- _What to work on_
For the records that follow, say how many lines have the word "Location" in them. Write the number and nothing more.

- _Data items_
..........
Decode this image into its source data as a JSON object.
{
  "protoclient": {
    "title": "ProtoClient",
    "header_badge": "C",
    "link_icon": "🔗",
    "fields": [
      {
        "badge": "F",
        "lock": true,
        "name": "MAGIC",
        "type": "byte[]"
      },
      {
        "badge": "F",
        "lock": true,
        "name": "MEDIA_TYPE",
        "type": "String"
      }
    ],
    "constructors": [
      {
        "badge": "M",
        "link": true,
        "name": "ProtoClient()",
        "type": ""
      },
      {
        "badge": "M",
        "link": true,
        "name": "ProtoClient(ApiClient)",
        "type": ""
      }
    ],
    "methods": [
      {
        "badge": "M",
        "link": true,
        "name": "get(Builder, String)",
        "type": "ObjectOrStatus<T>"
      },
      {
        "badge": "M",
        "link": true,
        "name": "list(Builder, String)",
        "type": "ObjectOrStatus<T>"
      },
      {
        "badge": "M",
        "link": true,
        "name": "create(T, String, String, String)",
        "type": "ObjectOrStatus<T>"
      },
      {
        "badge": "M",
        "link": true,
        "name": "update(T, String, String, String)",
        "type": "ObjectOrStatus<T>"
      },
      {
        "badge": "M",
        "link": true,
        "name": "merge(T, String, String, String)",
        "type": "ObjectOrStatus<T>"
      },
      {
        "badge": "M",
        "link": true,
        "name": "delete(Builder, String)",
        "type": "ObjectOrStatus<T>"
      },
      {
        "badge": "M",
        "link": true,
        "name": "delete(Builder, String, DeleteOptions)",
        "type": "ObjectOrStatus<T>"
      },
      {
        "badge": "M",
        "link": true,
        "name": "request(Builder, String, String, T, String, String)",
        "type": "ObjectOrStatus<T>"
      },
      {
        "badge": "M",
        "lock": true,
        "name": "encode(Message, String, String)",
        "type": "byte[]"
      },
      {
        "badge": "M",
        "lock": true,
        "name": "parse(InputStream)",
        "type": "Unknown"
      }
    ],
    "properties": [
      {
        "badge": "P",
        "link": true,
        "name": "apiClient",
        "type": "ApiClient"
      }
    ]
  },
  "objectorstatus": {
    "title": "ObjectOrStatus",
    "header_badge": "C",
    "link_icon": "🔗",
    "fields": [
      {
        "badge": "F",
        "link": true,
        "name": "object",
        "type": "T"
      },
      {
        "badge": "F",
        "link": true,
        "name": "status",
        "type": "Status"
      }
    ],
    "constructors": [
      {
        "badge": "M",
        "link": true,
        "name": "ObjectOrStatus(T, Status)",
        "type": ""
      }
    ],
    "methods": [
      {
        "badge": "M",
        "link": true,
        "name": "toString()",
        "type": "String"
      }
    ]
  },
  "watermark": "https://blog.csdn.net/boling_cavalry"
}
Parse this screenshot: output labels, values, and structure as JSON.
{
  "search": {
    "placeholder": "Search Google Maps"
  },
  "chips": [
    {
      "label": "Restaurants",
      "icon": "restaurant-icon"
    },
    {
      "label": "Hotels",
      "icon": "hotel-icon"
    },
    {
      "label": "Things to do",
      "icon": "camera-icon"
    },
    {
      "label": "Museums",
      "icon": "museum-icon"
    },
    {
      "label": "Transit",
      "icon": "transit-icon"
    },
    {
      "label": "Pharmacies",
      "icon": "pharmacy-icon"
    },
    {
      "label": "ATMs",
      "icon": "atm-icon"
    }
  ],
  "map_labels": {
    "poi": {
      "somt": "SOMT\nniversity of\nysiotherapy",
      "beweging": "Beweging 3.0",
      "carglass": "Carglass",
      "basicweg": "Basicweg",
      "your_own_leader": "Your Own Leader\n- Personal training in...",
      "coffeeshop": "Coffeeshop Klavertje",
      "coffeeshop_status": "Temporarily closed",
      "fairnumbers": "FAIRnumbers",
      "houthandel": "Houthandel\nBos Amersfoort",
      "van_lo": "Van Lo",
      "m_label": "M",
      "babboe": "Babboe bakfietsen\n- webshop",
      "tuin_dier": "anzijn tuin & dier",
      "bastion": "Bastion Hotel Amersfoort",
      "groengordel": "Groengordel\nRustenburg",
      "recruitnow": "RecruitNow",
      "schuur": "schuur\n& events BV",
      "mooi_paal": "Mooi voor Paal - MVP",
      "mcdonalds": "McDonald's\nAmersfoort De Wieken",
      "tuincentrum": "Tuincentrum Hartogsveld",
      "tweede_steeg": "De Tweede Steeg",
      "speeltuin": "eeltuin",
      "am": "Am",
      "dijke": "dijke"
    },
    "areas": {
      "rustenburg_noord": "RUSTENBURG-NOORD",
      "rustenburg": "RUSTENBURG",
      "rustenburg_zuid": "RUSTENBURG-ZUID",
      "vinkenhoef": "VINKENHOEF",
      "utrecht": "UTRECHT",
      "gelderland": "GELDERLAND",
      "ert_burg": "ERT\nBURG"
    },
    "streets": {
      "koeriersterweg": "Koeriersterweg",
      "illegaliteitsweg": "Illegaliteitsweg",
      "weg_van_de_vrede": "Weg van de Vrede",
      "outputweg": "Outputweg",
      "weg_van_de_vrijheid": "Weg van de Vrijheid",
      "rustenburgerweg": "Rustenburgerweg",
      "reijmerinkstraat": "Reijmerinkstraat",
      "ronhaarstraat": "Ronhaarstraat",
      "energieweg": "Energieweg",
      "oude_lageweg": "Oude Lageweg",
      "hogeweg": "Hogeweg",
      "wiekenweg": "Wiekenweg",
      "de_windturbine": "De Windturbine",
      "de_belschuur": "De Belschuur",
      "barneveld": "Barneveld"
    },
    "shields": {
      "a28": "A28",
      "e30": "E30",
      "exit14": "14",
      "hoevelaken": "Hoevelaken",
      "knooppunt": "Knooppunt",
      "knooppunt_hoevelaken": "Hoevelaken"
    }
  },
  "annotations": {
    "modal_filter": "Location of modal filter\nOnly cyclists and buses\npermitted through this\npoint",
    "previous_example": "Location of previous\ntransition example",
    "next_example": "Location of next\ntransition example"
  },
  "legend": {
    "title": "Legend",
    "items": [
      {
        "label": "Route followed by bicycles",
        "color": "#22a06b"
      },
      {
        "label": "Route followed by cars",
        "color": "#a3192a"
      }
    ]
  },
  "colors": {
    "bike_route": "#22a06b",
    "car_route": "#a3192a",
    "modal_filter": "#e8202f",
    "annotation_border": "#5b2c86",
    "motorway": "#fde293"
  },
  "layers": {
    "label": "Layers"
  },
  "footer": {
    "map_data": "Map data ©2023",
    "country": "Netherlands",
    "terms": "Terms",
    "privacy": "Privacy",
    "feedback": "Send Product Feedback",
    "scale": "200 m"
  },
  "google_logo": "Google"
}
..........
- _Answer to the exercise_
3